■ **Exercise details**
Tally the lines of the data that include the word "Authentication" and state the total, nothing else.

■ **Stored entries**
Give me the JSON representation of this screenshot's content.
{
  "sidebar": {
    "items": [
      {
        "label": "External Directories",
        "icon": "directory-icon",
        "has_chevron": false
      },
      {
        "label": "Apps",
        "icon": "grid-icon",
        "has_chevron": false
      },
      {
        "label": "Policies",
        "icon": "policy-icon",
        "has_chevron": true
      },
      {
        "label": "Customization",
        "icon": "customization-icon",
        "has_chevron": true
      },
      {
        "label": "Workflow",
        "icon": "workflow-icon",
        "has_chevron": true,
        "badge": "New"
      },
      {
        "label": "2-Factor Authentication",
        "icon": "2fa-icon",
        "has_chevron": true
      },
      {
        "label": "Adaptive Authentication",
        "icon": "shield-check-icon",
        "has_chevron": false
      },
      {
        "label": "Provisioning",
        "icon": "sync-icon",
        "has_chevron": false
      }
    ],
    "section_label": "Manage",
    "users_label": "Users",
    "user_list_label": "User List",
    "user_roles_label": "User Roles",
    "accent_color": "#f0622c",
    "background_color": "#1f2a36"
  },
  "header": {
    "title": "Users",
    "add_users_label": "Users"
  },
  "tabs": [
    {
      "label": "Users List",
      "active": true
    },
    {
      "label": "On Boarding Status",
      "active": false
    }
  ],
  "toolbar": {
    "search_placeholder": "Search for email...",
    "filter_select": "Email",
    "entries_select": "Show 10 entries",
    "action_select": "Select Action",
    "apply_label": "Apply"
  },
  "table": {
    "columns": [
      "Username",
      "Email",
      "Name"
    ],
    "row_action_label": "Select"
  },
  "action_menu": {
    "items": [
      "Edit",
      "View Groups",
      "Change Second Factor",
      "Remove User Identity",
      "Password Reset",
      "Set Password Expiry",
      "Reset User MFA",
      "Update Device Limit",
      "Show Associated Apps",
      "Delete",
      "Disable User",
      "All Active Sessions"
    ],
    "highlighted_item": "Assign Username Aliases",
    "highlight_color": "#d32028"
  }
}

■ **Worked solution**
2